Yes, the CBO score is really that stupid. Shaw is uncritically parroting the results from CBO’s deeply flawed score that was manufactured by cynical opponents. Michael Sargent of the Heritage Foundation has a short post debunking the most recent CBO score Shaw highlights.

In his latest hit piece on air traffic control reform, Shaw attempts to equate the current U.S. reform proposal and the U.K.’s partially privatized for-profit air traffic control provider, NATS. NATS is the only for-profit air traffic control provider in the world and an entity some right-wing opponents have held up as something for the U.S. to emulate. It’s worth noting that Shaw’s entire blog post is based on a press release from a corporate jet lobby front group.

In contrast, the U.S. proposal is based on the highly successful Canadian reforms, which spun off the government air traffic control office into an independent nonprofit called Nav Canada. On September 1, Nav Canada’s user fees will again be reduced, falling to 45 percent below the inflation-adjusted aviation taxes they replaced two decades ago.

One problem presented by for-profit air traffic control provision is that it inevitably invites aggressive government rate regulation, something U.S. reform supporters are trying to avoid by insisting on a nonprofit provider subject to a statutory cost-based fee schedule. The U.K.’s NATS has seen its ups and downs and has frustrated airlines with slower than expected modernization, but it is hardly the disaster Shaw makes it out to be—especially when comparing it to the actual disaster that is U.S. government-run air traffic control. But Shaw doesn’t even really address problems at NATS. His blog post highlights news reports focusing on operational inefficiencies at British Airways that have absolutely nothing to do with air traffic control.
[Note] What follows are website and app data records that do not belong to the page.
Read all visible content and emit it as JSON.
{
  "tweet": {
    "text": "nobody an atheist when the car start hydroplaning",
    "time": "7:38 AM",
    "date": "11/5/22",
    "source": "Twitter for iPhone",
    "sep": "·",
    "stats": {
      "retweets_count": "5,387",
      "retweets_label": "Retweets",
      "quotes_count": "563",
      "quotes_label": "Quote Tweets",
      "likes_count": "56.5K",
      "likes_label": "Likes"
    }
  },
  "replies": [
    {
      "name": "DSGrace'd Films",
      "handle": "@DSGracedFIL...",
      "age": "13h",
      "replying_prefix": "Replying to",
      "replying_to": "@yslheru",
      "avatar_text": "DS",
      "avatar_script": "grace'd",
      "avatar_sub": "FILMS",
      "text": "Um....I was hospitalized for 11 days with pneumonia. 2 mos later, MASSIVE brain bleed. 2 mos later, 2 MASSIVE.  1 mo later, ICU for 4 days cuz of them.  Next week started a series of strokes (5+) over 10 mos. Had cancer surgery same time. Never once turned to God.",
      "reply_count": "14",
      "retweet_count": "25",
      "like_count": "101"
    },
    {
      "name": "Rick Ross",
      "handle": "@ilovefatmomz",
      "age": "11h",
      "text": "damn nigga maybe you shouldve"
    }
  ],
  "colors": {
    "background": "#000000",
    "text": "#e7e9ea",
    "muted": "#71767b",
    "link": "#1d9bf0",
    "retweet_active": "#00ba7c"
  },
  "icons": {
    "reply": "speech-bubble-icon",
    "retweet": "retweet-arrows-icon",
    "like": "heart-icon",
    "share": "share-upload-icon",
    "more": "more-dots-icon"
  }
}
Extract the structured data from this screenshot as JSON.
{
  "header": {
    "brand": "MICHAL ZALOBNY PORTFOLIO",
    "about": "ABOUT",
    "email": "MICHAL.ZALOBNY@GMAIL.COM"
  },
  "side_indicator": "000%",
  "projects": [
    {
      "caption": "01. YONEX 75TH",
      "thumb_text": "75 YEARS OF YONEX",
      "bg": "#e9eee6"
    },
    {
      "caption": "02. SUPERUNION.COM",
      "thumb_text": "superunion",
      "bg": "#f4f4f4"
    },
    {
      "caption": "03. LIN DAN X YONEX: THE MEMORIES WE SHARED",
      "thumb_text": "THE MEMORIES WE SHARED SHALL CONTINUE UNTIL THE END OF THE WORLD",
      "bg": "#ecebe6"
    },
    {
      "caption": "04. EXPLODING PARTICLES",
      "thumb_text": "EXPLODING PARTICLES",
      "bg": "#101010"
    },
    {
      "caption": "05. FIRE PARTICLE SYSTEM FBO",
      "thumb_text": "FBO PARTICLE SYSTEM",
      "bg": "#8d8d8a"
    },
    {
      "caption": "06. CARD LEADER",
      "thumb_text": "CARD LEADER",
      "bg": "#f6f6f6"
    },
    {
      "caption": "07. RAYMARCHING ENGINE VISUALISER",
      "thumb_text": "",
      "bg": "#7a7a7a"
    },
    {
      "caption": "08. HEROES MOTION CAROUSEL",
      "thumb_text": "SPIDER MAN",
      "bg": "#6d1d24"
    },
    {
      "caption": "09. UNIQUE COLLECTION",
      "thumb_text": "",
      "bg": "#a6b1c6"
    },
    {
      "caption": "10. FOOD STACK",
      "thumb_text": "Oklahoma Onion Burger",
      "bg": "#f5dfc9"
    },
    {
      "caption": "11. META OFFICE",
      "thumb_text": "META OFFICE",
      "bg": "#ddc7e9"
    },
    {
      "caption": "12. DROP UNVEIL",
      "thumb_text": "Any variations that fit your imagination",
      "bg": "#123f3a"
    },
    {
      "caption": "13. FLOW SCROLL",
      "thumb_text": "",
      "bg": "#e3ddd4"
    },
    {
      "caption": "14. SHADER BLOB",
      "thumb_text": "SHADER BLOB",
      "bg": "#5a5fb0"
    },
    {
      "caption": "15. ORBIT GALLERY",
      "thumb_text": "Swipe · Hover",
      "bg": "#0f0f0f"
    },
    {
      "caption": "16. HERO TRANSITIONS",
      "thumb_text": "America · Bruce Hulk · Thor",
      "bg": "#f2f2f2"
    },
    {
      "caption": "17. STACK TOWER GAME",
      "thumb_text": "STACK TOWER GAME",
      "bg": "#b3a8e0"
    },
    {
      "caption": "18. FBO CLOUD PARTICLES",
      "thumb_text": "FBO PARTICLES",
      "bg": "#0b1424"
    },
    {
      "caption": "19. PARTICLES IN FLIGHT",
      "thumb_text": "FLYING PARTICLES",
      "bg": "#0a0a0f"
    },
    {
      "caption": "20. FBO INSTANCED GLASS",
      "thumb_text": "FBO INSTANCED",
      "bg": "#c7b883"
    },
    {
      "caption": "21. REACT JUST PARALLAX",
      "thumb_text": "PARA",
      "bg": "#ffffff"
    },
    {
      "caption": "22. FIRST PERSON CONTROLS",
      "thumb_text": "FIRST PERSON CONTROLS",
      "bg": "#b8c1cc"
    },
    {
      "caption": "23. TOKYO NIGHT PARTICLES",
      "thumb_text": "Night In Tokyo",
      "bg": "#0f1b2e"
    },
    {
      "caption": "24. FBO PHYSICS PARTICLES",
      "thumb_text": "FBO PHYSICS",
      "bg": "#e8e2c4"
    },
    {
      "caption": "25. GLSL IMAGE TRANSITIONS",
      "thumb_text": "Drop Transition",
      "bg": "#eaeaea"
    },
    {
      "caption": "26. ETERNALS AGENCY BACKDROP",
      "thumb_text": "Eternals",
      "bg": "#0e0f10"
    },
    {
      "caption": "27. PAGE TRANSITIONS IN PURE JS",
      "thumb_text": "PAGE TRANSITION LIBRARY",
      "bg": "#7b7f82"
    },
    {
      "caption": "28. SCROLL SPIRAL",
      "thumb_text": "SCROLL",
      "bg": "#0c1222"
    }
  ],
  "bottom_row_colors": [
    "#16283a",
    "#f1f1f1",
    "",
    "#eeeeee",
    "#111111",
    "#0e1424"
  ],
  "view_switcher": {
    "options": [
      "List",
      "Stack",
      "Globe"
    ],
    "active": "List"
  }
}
Shaw may continue claiming he is supportive of air traffic control “privatization,” but in reality he is supporting the inefficient status quo government monopoly. Whatever you want to call Shaw’s position, conservative it is not.